While it is understandable that when you are in the minority your insecurity tends to be a tad more pronounced, it is also important not to paint the entire Hindu community as villains.
There is no excusing Khandamal or Godhra. It’s a shame that we never will be able to erase or live down. But amongst a billion population in a country as huge and diverse as ours, please don’t tell me you can’t find any reprieve.
Domination of one religion over another, discrimination based on religion, killings, marginalisation – it’s there everywhere. It’s been there for centuries and centuries. And the fact that we are not used to it still, says a lot in favour of the whole human race. It means that most of us are still fair and tolerant and are hoping for a more ‘equal’ world to live in.
PS: I used to think I am an atheist. But I am not. I am way too spiritual and believe in Karma above all else. I am totally irreligious, but Hinduism shaped my identity.
PS: And if you thing I am member-in-waiting for VHP or Bajrang Dal, that’s your problem!
Edited to Add a comment by ME on MG’s post. It just made a lot of sense to me, so adding it here.
the thing that strikes me is how everybody seems to have generalized everybody else.
Growing up outside of India, I never though being a Christian in India made me a minority. In fact, as a kid vacationing in Kerala, i thought all the parts of India were like mine – where you woke up to the bhajans, call to prayers from the mosque and the church bells – all nicely living side by side – a bit naive I know, but i don’t think the religion divide registered in my psyche.
I don’t remember religion as being an issue in my Indian school in the GUlf.
I do remember randoms getting hecked up about the North – South Divide and in college about the Mal – Tamil divide: talk about inane.
i guess what i am trying to say is – uh? Is this really such a big problem
And when did it become an issue on the scale of minority vs. majority?
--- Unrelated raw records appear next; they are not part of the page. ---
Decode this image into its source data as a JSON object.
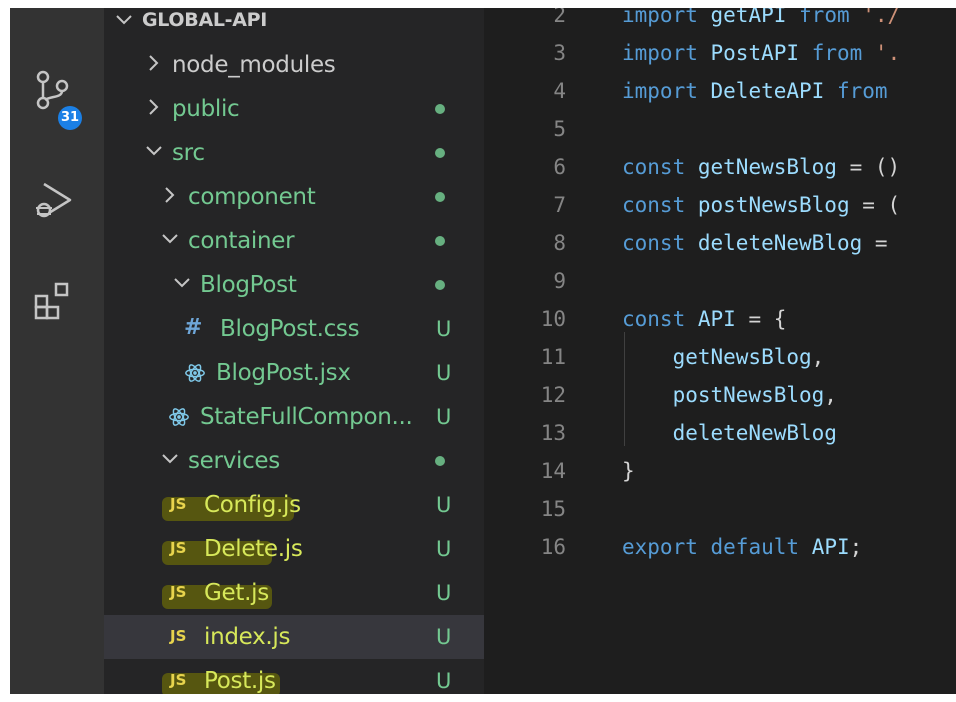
{
  "activity_bar": {
    "icons": [
      "source-control-icon",
      "run-debug-icon",
      "extensions-icon"
    ],
    "source_control_badge": "31"
  },
  "explorer": {
    "root_label": "GLOBAL-API",
    "items": [
      {
        "label": "node_modules",
        "type": "folder",
        "state": "collapsed",
        "status": ""
      },
      {
        "label": "public",
        "type": "folder",
        "state": "collapsed",
        "status": "dot"
      },
      {
        "label": "src",
        "type": "folder",
        "state": "expanded",
        "status": "dot"
      },
      {
        "label": "component",
        "type": "folder",
        "state": "collapsed",
        "status": "dot"
      },
      {
        "label": "container",
        "type": "folder",
        "state": "expanded",
        "status": "dot"
      },
      {
        "label": "BlogPost",
        "type": "folder",
        "state": "expanded",
        "status": "dot"
      },
      {
        "label": "BlogPost.css",
        "type": "css",
        "status": "U"
      },
      {
        "label": "BlogPost.jsx",
        "type": "jsx",
        "status": "U"
      },
      {
        "label": "StateFullCompon...",
        "type": "jsx",
        "status": "U"
      },
      {
        "label": "services",
        "type": "folder",
        "state": "expanded",
        "status": "dot"
      },
      {
        "label": "Config.js",
        "type": "js",
        "status": "U",
        "icon_text": "JS"
      },
      {
        "label": "Delete.js",
        "type": "js",
        "status": "U",
        "icon_text": "JS"
      },
      {
        "label": "Get.js",
        "type": "js",
        "status": "U",
        "icon_text": "JS"
      },
      {
        "label": "index.js",
        "type": "js",
        "status": "U",
        "icon_text": "JS",
        "selected": true
      },
      {
        "label": "Post.js",
        "type": "js",
        "status": "U",
        "icon_text": "JS"
      }
    ]
  },
  "editor": {
    "lines": [
      {
        "n": "2",
        "tokens": [
          {
            "t": "kw",
            "v": "import"
          },
          {
            "t": "plain",
            "v": " "
          },
          {
            "t": "id",
            "v": "getAPI"
          },
          {
            "t": "plain",
            "v": " "
          },
          {
            "t": "kw",
            "v": "from"
          },
          {
            "t": "plain",
            "v": " "
          },
          {
            "t": "str",
            "v": "'./"
          }
        ]
      },
      {
        "n": "3",
        "tokens": [
          {
            "t": "kw",
            "v": "import"
          },
          {
            "t": "plain",
            "v": " "
          },
          {
            "t": "id",
            "v": "PostAPI"
          },
          {
            "t": "plain",
            "v": " "
          },
          {
            "t": "kw",
            "v": "from"
          },
          {
            "t": "plain",
            "v": " "
          },
          {
            "t": "str",
            "v": "'."
          }
        ]
      },
      {
        "n": "4",
        "tokens": [
          {
            "t": "kw",
            "v": "import"
          },
          {
            "t": "plain",
            "v": " "
          },
          {
            "t": "id",
            "v": "DeleteAPI"
          },
          {
            "t": "plain",
            "v": " "
          },
          {
            "t": "kw",
            "v": "from"
          }
        ]
      },
      {
        "n": "5",
        "tokens": []
      },
      {
        "n": "6",
        "tokens": [
          {
            "t": "kw",
            "v": "const"
          },
          {
            "t": "plain",
            "v": " "
          },
          {
            "t": "id",
            "v": "getNewsBlog"
          },
          {
            "t": "plain",
            "v": " = ()"
          }
        ]
      },
      {
        "n": "7",
        "tokens": [
          {
            "t": "kw",
            "v": "const"
          },
          {
            "t": "plain",
            "v": " "
          },
          {
            "t": "id",
            "v": "postNewsBlog"
          },
          {
            "t": "plain",
            "v": " = ("
          }
        ]
      },
      {
        "n": "8",
        "tokens": [
          {
            "t": "kw",
            "v": "const"
          },
          {
            "t": "plain",
            "v": " "
          },
          {
            "t": "id",
            "v": "deleteNewBlog"
          },
          {
            "t": "plain",
            "v": " ="
          }
        ]
      },
      {
        "n": "9",
        "tokens": []
      },
      {
        "n": "10",
        "tokens": [
          {
            "t": "kw",
            "v": "const"
          },
          {
            "t": "plain",
            "v": " "
          },
          {
            "t": "id",
            "v": "API"
          },
          {
            "t": "plain",
            "v": " = {"
          }
        ]
      },
      {
        "n": "11",
        "tokens": [
          {
            "t": "plain",
            "v": "    "
          },
          {
            "t": "id",
            "v": "getNewsBlog"
          },
          {
            "t": "plain",
            "v": ","
          }
        ]
      },
      {
        "n": "12",
        "tokens": [
          {
            "t": "plain",
            "v": "    "
          },
          {
            "t": "id",
            "v": "postNewsBlog"
          },
          {
            "t": "plain",
            "v": ","
          }
        ]
      },
      {
        "n": "13",
        "tokens": [
          {
            "t": "plain",
            "v": "    "
          },
          {
            "t": "id",
            "v": "deleteNewBlog"
          }
        ]
      },
      {
        "n": "14",
        "tokens": [
          {
            "t": "plain",
            "v": "}"
          }
        ]
      },
      {
        "n": "15",
        "tokens": []
      },
      {
        "n": "16",
        "tokens": [
          {
            "t": "kw",
            "v": "export"
          },
          {
            "t": "plain",
            "v": " "
          },
          {
            "t": "kw",
            "v": "default"
          },
          {
            "t": "plain",
            "v": " "
          },
          {
            "t": "id",
            "v": "API"
          },
          {
            "t": "plain",
            "v": ";"
          }
        ]
      }
    ]
  },
  "colors": {
    "keyword": "#569cd6",
    "identifier": "#9cdcfe",
    "untracked": "#73c991",
    "highlight": "#58580f"
  }
}
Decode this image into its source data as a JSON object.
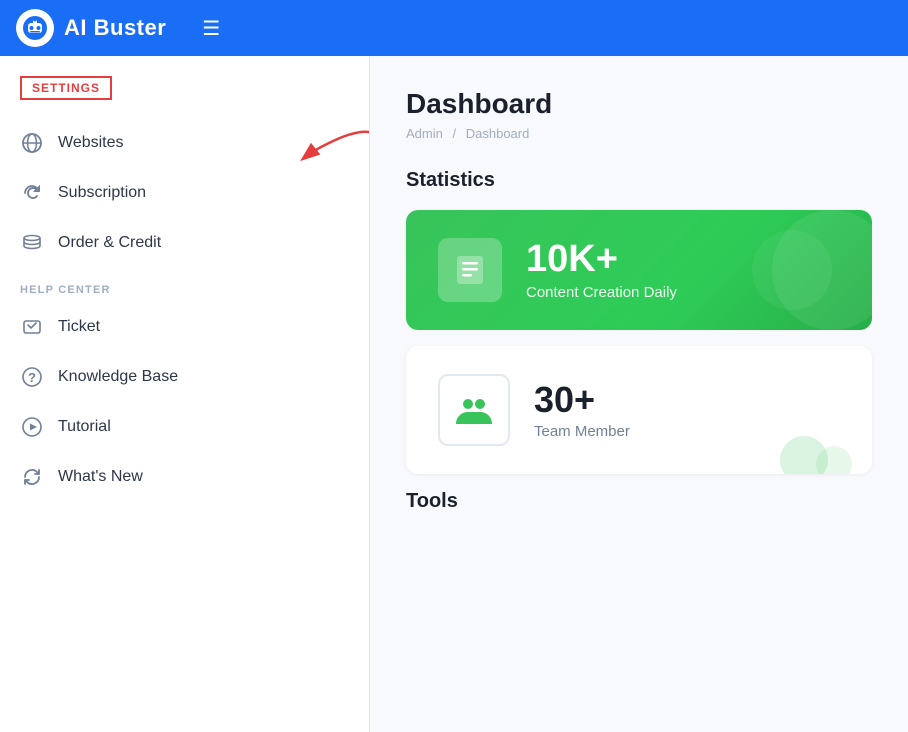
{
  "header": {
    "logo_text": "AI Buster",
    "hamburger_icon": "☰"
  },
  "sidebar": {
    "settings_label": "SETTINGS",
    "items_settings": [
      {
        "id": "websites",
        "label": "Websites",
        "icon": "globe"
      },
      {
        "id": "subscription",
        "label": "Subscription",
        "icon": "refresh"
      },
      {
        "id": "order-credit",
        "label": "Order & Credit",
        "icon": "stack"
      }
    ],
    "help_center_label": "HELP CENTER",
    "items_help": [
      {
        "id": "ticket",
        "label": "Ticket",
        "icon": "ticket"
      },
      {
        "id": "knowledge-base",
        "label": "Knowledge Base",
        "icon": "question"
      },
      {
        "id": "tutorial",
        "label": "Tutorial",
        "icon": "video"
      },
      {
        "id": "whats-new",
        "label": "What's New",
        "icon": "refresh-cw"
      }
    ]
  },
  "main": {
    "page_title": "Dashboard",
    "breadcrumb_admin": "Admin",
    "breadcrumb_separator": "/",
    "breadcrumb_current": "Dashboard",
    "statistics_title": "Statistics",
    "card1": {
      "number": "10K+",
      "label": "Content Creation Daily"
    },
    "card2": {
      "number": "30+",
      "label": "Team Member"
    },
    "tools_title": "Tools"
  }
}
As far as I can see, you can’t really tell who’s a minority in India by looking at their face as opposed to the West (or more specifically the US) where the colour of your skin clearly marks one out as a minority.
And really, when did reading a couple of random blogs make anybody an authority on what the entire Hindu, Christian or Muslim community thinks?
For this Christian reader, it’s more like bewilderment that this non-issue could even be an issue.